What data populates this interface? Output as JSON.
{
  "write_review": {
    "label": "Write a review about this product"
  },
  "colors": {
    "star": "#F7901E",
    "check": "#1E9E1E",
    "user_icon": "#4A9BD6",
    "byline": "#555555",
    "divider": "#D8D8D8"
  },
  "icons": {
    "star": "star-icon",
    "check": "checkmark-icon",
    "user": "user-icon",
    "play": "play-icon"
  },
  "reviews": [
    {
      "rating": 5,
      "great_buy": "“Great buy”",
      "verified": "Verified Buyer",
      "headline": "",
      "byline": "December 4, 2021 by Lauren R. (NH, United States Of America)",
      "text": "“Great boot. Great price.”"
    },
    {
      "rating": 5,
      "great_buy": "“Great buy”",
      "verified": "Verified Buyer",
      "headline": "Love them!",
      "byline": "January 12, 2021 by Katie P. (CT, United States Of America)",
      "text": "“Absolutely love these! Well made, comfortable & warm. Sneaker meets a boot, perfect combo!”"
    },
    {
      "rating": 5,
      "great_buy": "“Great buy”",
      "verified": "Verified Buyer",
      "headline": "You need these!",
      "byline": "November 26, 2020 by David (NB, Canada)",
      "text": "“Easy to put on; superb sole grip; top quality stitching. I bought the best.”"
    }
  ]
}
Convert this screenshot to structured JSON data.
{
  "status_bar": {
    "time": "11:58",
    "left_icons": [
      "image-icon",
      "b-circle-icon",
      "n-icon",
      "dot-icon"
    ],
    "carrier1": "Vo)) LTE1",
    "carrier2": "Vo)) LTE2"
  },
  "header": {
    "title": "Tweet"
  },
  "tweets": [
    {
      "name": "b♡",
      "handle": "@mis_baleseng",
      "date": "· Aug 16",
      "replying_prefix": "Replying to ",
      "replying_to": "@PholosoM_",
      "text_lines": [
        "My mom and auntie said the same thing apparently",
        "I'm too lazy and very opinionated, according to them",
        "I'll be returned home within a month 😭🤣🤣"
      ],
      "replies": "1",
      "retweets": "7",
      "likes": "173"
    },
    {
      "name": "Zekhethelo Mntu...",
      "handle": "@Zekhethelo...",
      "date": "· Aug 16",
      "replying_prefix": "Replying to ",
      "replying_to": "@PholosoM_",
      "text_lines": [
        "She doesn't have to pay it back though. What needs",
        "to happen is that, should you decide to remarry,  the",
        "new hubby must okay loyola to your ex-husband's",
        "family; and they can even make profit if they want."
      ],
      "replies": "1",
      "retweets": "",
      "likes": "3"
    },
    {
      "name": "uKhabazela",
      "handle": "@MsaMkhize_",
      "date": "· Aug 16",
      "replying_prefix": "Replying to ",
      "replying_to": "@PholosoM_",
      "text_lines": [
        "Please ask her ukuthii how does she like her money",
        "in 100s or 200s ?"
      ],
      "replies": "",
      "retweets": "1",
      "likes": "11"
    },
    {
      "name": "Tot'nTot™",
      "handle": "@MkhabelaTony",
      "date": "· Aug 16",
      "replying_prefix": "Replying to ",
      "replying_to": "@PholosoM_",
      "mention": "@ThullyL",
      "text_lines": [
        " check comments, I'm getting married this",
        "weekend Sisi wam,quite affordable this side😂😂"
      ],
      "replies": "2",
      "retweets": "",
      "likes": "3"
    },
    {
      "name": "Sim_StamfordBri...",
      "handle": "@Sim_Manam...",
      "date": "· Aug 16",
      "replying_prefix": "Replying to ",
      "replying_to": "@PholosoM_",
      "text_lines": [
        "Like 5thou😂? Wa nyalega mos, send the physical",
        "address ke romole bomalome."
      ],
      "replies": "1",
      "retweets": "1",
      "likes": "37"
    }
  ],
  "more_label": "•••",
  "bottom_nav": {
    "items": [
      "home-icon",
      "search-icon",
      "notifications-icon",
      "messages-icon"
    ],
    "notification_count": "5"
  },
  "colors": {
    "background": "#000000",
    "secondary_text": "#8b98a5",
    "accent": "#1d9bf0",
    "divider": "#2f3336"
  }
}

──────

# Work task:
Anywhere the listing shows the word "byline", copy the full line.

# Answer for the task:
    "byline": "#555555",
      "byline": "December 4, 2021 by Lauren R. (NH, United States Of America)",
      "byline": "January 12, 2021 by Katie P. (CT, United States Of America)",
      "byline": "November 26, 2020 by David (NB, Canada)",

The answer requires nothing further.